**** GIVEN DATA
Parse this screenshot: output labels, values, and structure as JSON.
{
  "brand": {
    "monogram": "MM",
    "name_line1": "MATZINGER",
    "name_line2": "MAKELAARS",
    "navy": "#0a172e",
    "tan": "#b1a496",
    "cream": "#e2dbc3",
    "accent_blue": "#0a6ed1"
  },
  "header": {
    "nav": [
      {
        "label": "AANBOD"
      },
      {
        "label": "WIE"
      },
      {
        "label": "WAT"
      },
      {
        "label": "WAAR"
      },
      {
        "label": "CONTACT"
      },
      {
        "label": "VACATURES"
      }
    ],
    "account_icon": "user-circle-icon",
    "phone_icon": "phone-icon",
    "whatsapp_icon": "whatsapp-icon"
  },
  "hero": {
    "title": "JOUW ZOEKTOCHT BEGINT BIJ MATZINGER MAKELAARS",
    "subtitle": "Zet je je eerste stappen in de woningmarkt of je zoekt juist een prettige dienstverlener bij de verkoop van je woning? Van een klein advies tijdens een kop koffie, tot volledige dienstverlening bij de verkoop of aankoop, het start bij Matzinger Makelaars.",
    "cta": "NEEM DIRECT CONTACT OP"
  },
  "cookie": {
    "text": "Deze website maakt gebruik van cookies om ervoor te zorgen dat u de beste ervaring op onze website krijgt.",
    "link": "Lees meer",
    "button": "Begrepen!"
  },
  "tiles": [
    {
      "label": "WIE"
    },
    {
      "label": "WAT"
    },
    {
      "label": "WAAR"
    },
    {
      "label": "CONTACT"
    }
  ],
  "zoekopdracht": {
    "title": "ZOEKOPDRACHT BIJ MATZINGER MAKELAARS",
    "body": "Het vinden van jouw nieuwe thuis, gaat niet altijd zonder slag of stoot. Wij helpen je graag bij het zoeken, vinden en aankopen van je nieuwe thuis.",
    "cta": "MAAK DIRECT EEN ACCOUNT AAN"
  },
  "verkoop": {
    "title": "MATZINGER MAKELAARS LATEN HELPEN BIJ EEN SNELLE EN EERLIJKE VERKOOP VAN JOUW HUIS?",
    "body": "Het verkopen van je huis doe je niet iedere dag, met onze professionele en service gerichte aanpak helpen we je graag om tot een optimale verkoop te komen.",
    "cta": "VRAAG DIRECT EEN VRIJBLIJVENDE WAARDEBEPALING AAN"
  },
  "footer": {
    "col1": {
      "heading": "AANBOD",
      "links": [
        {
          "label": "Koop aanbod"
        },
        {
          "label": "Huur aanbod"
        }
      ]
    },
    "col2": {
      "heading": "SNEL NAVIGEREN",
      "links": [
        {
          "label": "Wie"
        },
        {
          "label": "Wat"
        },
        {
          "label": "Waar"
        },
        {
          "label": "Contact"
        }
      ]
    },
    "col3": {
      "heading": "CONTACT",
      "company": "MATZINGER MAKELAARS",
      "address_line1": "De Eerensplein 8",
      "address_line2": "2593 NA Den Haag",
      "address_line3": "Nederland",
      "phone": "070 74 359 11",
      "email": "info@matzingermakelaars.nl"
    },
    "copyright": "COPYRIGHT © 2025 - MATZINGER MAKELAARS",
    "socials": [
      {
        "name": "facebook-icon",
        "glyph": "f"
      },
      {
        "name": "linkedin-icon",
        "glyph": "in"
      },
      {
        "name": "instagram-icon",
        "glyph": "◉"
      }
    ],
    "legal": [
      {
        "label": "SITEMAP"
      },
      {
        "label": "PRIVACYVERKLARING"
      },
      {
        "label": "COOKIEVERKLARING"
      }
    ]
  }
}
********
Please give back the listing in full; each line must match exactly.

__PROBLEM SOLUTION__:
Parse this screenshot: output labels, values, and structure as JSON.
{
  "brand": {
    "monogram": "MM",
    "name_line1": "MATZINGER",
    "name_line2": "MAKELAARS",
    "navy": "#0a172e",
    "tan": "#b1a496",
    "cream": "#e2dbc3",
    "accent_blue": "#0a6ed1"
  },
  "header": {
    "nav": [
      {
        "label": "AANBOD"
      },
      {
        "label": "WIE"
      },
      {
        "label": "WAT"
      },
      {
        "label": "WAAR"
      },
      {
        "label": "CONTACT"
      },
      {
        "label": "VACATURES"
      }
    ],
    "account_icon": "user-circle-icon",
    "phone_icon": "phone-icon",
    "whatsapp_icon": "whatsapp-icon"
  },
  "hero": {
    "title": "JOUW ZOEKTOCHT BEGINT BIJ MATZINGER MAKELAARS",
    "subtitle": "Zet je je eerste stappen in de woningmarkt of je zoekt juist een prettige dienstverlener bij de verkoop van je woning? Van een klein advies tijdens een kop koffie, tot volledige dienstverlening bij de verkoop of aankoop, het start bij Matzinger Makelaars.",
    "cta": "NEEM DIRECT CONTACT OP"
  },
  "cookie": {
    "text": "Deze website maakt gebruik van cookies om ervoor te zorgen dat u de beste ervaring op onze website krijgt.",
    "link": "Lees meer",
    "button": "Begrepen!"
  },
  "tiles": [
    {
      "label": "WIE"
    },
    {
      "label": "WAT"
    },
    {
      "label": "WAAR"
    },
    {
      "label": "CONTACT"
    }
  ],
  "zoekopdracht": {
    "title": "ZOEKOPDRACHT BIJ MATZINGER MAKELAARS",
    "body": "Het vinden van jouw nieuwe thuis, gaat niet altijd zonder slag of stoot. Wij helpen je graag bij het zoeken, vinden en aankopen van je nieuwe thuis.",
    "cta": "MAAK DIRECT EEN ACCOUNT AAN"
  },
  "verkoop": {
    "title": "MATZINGER MAKELAARS LATEN HELPEN BIJ EEN SNELLE EN EERLIJKE VERKOOP VAN JOUW HUIS?",
    "body": "Het verkopen van je huis doe je niet iedere dag, met onze professionele en service gerichte aanpak helpen we je graag om tot een optimale verkoop te komen.",
    "cta": "VRAAG DIRECT EEN VRIJBLIJVENDE WAARDEBEPALING AAN"
  },
  "footer": {
    "col1": {
      "heading": "AANBOD",
      "links": [
        {
          "label": "Koop aanbod"
        },
        {
          "label": "Huur aanbod"
        }
      ]
    },
    "col2": {
      "heading": "SNEL NAVIGEREN",
      "links": [
        {
          "label": "Wie"
        },
        {
          "label": "Wat"
        },
        {
          "label": "Waar"
        },
        {
          "label": "Contact"
        }
      ]
    },
    "col3": {
      "heading": "CONTACT",
      "company": "MATZINGER MAKELAARS",
      "address_line1": "De Eerensplein 8",
      "address_line2": "2593 NA Den Haag",
      "address_line3": "Nederland",
      "phone": "070 74 359 11",
      "email": "info@matzingermakelaars.nl"
    },
    "copyright": "COPYRIGHT © 2025 - MATZINGER MAKELAARS",
    "socials": [
      {
        "name": "facebook-icon",
        "glyph": "f"
      },
      {
        "name": "linkedin-icon",
        "glyph": "in"
      },
      {
        "name": "instagram-icon",
        "glyph": "◉"
      }
    ],
    "legal": [
      {
        "label": "SITEMAP"
      },
      {
        "label": "PRIVACYVERKLARING"
      },
      {
        "label": "COOKIEVERKLARING"
      }
    ]
  }
}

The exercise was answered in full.